John Drinkwater was an early 20th century English poet and playwright. After writing the drama Abraham Lincoln he wrote similar plays, Mary Stuart and Oliver Cromwell. Abraham Lincoln is a somewhat fictionalized play by John Drinkwater about the 16th President of the United States. Drinkwater's first great success, it opened in England in 1918 and on Broadway in 1919.
In Drinkwater's play Lincoln is depicted in 7 significant roles: husband; father; war leader; humanitarian; statesman; hero; and murder victim. Lincoln was the 16th President of the United States. His strength of character and brilliant mind helped keep the United States from falling apart. His tragic assassination robbed the US of a great man.
A rare depiction of events in the life of a U.S. President by a British playwright, the play was a great success in its day, and was produced on radio by Orson Welles on August 15, 1938, on his program, The Mercury Theatre on the Air. In 1924, a two-reel sound film version of the play, also starring McGlynn, was filmed by Lee De Forest in his Phonofilm sound-on-film process. On May 26, 1952, the play was presented on television on the anthology series Studio One. The television version was notable for featuring actor James Dean in a small, but very noticeable role. The production has survived on kinescope, available at the Internet Archive.

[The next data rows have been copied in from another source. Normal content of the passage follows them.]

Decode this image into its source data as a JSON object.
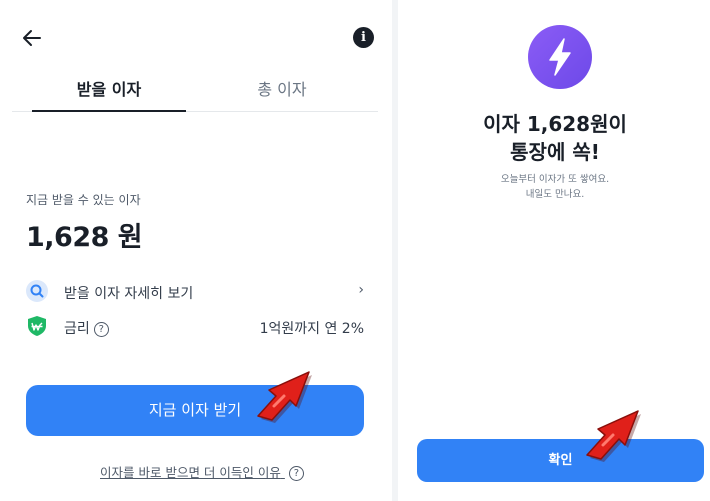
{
  "left": {
    "tabs": [
      {
        "label": "받을 이자"
      },
      {
        "label": "총 이자"
      }
    ],
    "info_icon_glyph": "i",
    "sub_label": "지금 받을 수 있는 이자",
    "amount": "1,628 원",
    "detail_row": {
      "label": "받을 이자 자세히 보기",
      "chevron": "›"
    },
    "rate_row": {
      "label": "금리",
      "help": "?",
      "value": "1억원까지 연 2%"
    },
    "primary_button": "지금 이자 받기",
    "link": {
      "text": "이자를 바로 받으면 더 이득인 이유",
      "help": "?"
    }
  },
  "right": {
    "headline_1": "이자 1,628원이",
    "headline_2": "통장에 쏙!",
    "message_1": "오늘부터 이자가 또 쌓여요.",
    "message_2": "내일도 만나요.",
    "confirm_button": "확인"
  },
  "icons": {
    "back": "back-arrow-icon",
    "info": "info-icon",
    "search": "search-icon",
    "rate": "won-shield-icon",
    "bolt": "lightning-bolt-icon",
    "annotation": "red-arrow-icon"
  },
  "colors": {
    "accent": "#3182f6",
    "bolt_badge": "#7c55f0",
    "shield": "#1fb866",
    "annotation_arrow": "#e0201a"
  }
}
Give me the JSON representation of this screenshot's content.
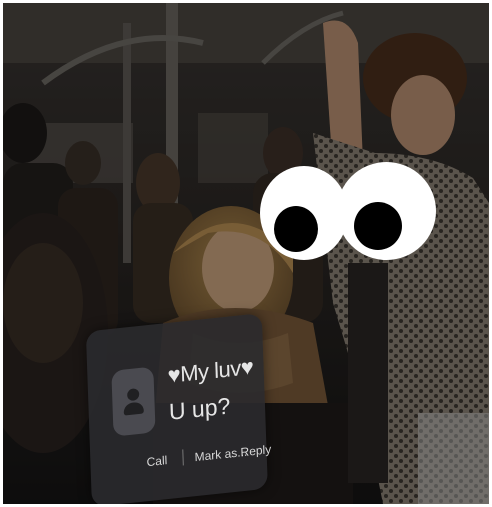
{
  "notification": {
    "sender": "♥My luv♥",
    "message": "U up?",
    "actions": {
      "call": "Call",
      "mark_as": "Mark as...",
      "reply": "Reply"
    },
    "contact_icon": "person-icon"
  },
  "overlay_icon": "googly-eyes-icon",
  "colors": {
    "card": "#2a2a2e",
    "text": "#e6e6e6",
    "eye_white": "#ffffff",
    "pupil": "#000000"
  }
}
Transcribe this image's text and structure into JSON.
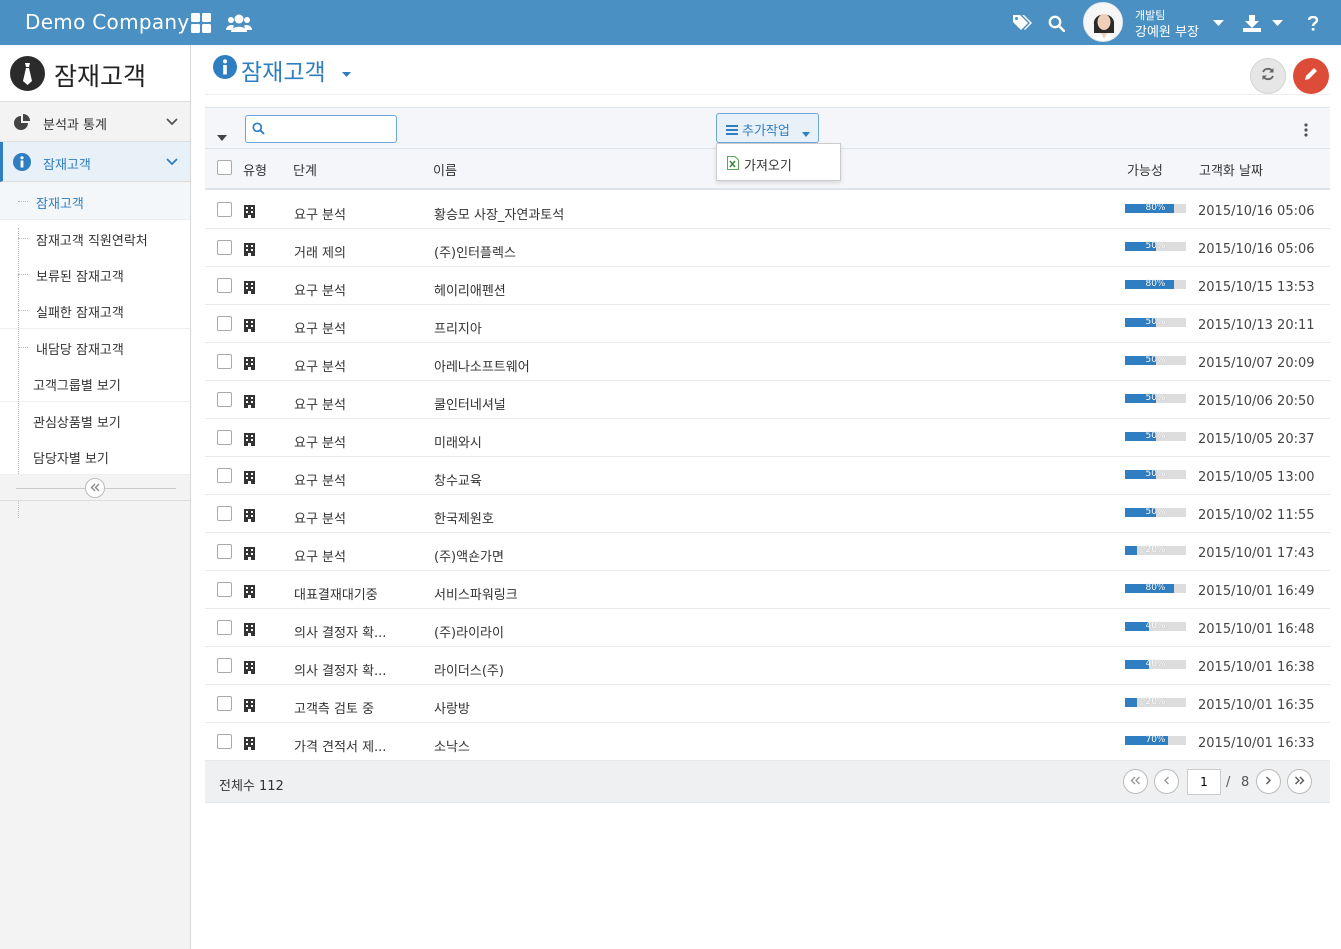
{
  "header": {
    "brand": "Demo Company",
    "user_team": "개발팀",
    "user_name": "강예원 부장"
  },
  "sidebar": {
    "title": "잠재고객",
    "sections": [
      {
        "label": "분석과 통계"
      },
      {
        "label": "잠재고객"
      }
    ],
    "items": [
      {
        "label": "잠재고객"
      },
      {
        "label": "잠재고객 직원연락처"
      },
      {
        "label": "보류된 잠재고객"
      },
      {
        "label": "실패한 잠재고객"
      },
      {
        "label": "내담당 잠재고객"
      },
      {
        "label": "고객그룹별 보기"
      },
      {
        "label": "관심상품별 보기"
      },
      {
        "label": "담당자별 보기"
      }
    ]
  },
  "page": {
    "title": "잠재고객"
  },
  "toolbar": {
    "search_placeholder": "",
    "more_actions_label": "추가작업",
    "dropdown_items": [
      {
        "label": "가져오기"
      }
    ]
  },
  "table": {
    "columns": [
      "유형",
      "단계",
      "이름",
      "가능성",
      "고객화 날짜"
    ],
    "rows": [
      {
        "stage": "요구 분석",
        "name": "황승모 사장_자연과토석",
        "prob": 80,
        "prob_label": "80%",
        "date": "2015/10/16 05:06"
      },
      {
        "stage": "거래 제의",
        "name": "(주)인터플렉스",
        "prob": 50,
        "prob_label": "50%",
        "date": "2015/10/16 05:06"
      },
      {
        "stage": "요구 분석",
        "name": "헤이리애펜션",
        "prob": 80,
        "prob_label": "80%",
        "date": "2015/10/15 13:53"
      },
      {
        "stage": "요구 분석",
        "name": "프리지아",
        "prob": 50,
        "prob_label": "50%",
        "date": "2015/10/13 20:11"
      },
      {
        "stage": "요구 분석",
        "name": "아레나소프트웨어",
        "prob": 50,
        "prob_label": "50%",
        "date": "2015/10/07 20:09"
      },
      {
        "stage": "요구 분석",
        "name": "쿨인터네셔널",
        "prob": 50,
        "prob_label": "50%",
        "date": "2015/10/06 20:50"
      },
      {
        "stage": "요구 분석",
        "name": "미래와시",
        "prob": 50,
        "prob_label": "50%",
        "date": "2015/10/05 20:37"
      },
      {
        "stage": "요구 분석",
        "name": "창수교육",
        "prob": 50,
        "prob_label": "50%",
        "date": "2015/10/05 13:00"
      },
      {
        "stage": "요구 분석",
        "name": "한국제원호",
        "prob": 50,
        "prob_label": "50%",
        "date": "2015/10/02 11:55"
      },
      {
        "stage": "요구 분석",
        "name": "(주)액숀가면",
        "prob": 20,
        "prob_label": "20%",
        "date": "2015/10/01 17:43"
      },
      {
        "stage": "대표결재대기중",
        "name": "서비스파워링크",
        "prob": 80,
        "prob_label": "80%",
        "date": "2015/10/01 16:49"
      },
      {
        "stage": "의사 결정자 확...",
        "name": "(주)라이라이",
        "prob": 40,
        "prob_label": "40%",
        "date": "2015/10/01 16:48"
      },
      {
        "stage": "의사 결정자 확...",
        "name": "라이더스(주)",
        "prob": 40,
        "prob_label": "40%",
        "date": "2015/10/01 16:38"
      },
      {
        "stage": "고객측 검토 중",
        "name": "사랑방",
        "prob": 20,
        "prob_label": "20%",
        "date": "2015/10/01 16:35"
      },
      {
        "stage": "가격 견적서 제...",
        "name": "소낙스",
        "prob": 70,
        "prob_label": "70%",
        "date": "2015/10/01 16:33"
      }
    ]
  },
  "footer": {
    "total_label": "전체수 112",
    "current_page": "1",
    "page_sep": "/",
    "total_pages": "8"
  },
  "colors": {
    "topbar": "#4a90c2",
    "accent": "#2f7ec1",
    "edit_button": "#dd4b39"
  },
  "icons": [
    "dashboard-grid-icon",
    "users-icon",
    "tags-icon",
    "search-icon",
    "caret-down-icon",
    "download-icon",
    "help-icon",
    "tie-icon",
    "info-icon",
    "pie-chart-icon",
    "chevron-down-icon",
    "double-left-icon",
    "refresh-icon",
    "pencil-icon",
    "menu-icon",
    "excel-file-icon",
    "building-icon",
    "vertical-dots-icon",
    "first-page-icon",
    "prev-page-icon",
    "next-page-icon",
    "last-page-icon"
  ]
}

Drinkwater's play is rarely revived today. The play covers events in Lincoln's Presidency from his election in 1860 to his assassination, but leaves out most of the events in his private life.